Task material:
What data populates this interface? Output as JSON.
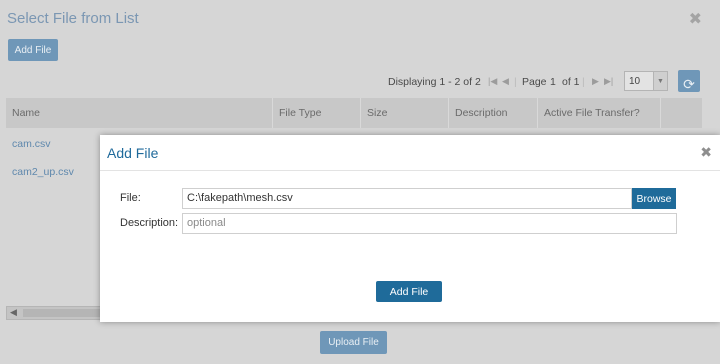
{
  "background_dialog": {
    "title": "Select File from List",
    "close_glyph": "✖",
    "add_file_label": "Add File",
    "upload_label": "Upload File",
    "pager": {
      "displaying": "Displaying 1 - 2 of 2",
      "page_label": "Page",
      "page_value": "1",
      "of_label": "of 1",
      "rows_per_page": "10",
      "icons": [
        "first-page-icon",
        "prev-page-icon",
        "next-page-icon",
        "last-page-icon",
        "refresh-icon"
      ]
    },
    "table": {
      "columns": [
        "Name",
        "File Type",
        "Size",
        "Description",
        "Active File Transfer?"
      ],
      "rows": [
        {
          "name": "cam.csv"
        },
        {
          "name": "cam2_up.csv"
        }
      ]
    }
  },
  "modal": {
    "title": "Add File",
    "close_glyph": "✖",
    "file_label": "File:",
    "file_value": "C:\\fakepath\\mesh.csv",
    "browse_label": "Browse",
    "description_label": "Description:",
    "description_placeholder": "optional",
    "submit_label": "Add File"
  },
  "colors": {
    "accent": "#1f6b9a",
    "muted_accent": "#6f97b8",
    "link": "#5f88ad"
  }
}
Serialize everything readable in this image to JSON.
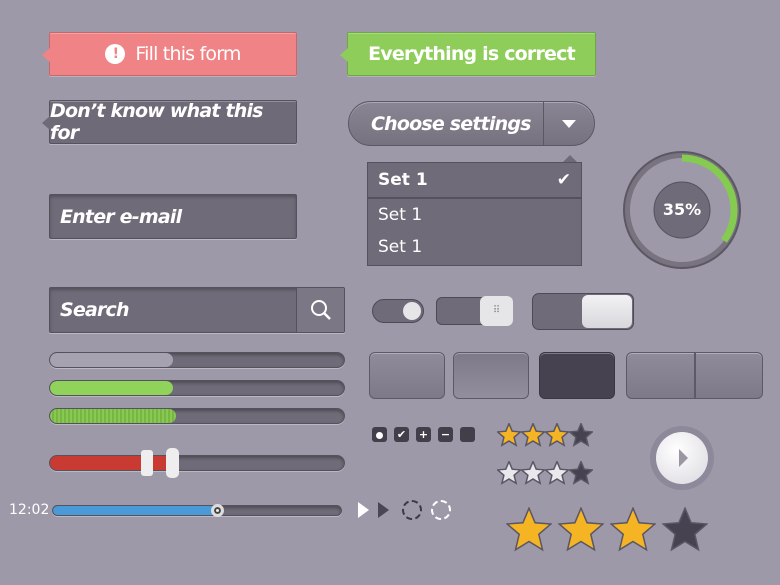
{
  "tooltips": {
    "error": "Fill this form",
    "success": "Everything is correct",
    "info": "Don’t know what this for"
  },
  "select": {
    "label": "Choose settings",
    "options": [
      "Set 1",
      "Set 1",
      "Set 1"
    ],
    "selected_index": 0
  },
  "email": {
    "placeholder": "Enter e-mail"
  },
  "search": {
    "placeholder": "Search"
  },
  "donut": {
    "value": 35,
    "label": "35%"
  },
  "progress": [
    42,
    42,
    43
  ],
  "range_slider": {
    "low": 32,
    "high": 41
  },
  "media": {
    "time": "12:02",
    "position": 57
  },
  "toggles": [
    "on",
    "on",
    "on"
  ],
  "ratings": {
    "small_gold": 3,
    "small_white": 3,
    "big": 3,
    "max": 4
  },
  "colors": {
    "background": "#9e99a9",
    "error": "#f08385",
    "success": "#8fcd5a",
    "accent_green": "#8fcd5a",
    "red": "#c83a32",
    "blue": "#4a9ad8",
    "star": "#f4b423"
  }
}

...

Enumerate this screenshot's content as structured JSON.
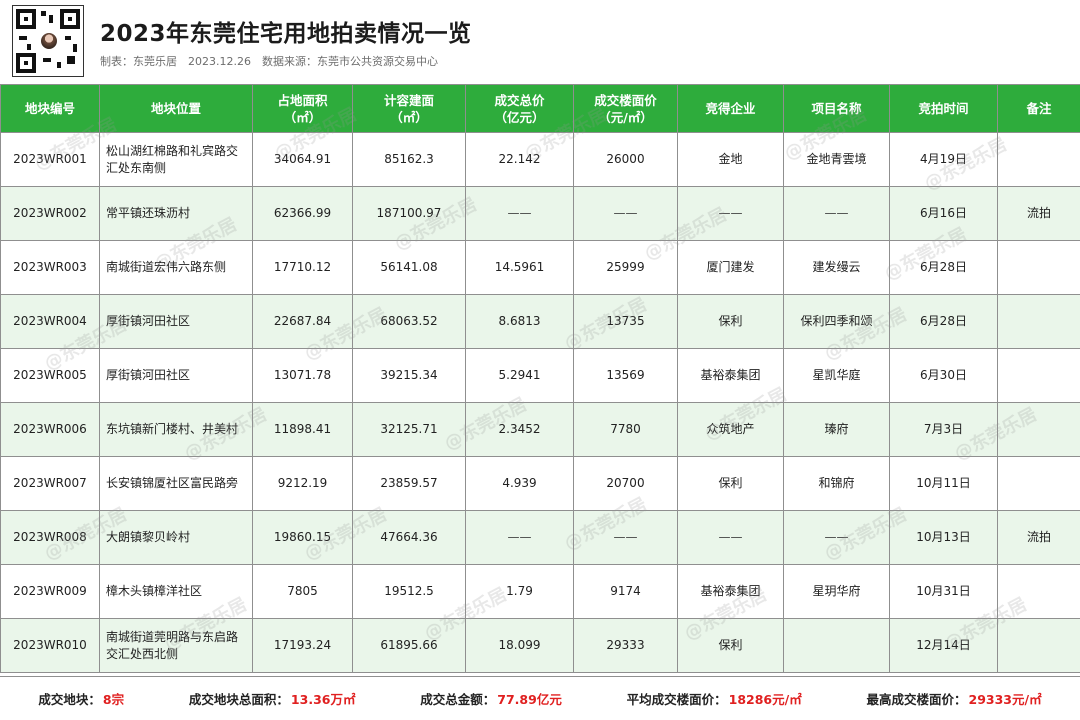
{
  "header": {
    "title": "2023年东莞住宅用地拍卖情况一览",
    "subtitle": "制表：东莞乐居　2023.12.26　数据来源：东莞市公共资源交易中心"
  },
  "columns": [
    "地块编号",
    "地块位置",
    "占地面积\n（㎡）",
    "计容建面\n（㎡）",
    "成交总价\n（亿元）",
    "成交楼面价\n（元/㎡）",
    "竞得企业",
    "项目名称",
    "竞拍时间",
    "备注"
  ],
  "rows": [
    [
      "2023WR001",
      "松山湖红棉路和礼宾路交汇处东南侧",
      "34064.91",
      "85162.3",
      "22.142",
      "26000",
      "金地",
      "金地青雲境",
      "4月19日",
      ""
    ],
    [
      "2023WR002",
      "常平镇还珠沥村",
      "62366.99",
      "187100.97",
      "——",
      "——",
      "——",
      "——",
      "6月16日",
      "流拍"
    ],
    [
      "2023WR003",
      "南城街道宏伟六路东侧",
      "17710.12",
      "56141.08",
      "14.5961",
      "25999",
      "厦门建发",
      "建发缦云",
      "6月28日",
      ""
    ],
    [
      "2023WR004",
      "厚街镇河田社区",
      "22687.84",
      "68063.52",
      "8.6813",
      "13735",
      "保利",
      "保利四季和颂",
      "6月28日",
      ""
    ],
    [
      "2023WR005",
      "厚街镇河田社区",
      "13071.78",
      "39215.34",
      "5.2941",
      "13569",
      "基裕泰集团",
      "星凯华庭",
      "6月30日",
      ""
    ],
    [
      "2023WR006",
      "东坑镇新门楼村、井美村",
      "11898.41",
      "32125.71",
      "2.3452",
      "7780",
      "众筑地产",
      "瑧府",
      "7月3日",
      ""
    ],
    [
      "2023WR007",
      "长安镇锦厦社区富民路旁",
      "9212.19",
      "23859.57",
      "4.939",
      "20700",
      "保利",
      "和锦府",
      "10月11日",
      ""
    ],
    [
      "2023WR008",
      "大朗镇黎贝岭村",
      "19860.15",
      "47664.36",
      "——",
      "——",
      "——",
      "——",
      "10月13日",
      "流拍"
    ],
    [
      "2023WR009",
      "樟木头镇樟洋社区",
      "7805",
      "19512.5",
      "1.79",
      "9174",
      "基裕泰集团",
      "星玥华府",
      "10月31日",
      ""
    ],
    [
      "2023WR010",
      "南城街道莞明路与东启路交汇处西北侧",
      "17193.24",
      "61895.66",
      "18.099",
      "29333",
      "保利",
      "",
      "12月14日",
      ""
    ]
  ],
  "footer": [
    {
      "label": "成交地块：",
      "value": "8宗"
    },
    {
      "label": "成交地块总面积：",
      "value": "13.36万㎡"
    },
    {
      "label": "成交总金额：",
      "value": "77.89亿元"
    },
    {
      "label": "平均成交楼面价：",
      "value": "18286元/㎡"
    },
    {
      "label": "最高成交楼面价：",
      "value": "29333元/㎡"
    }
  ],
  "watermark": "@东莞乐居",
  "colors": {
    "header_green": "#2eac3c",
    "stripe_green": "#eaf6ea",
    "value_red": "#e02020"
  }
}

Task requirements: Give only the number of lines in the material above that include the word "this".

Task solution: 5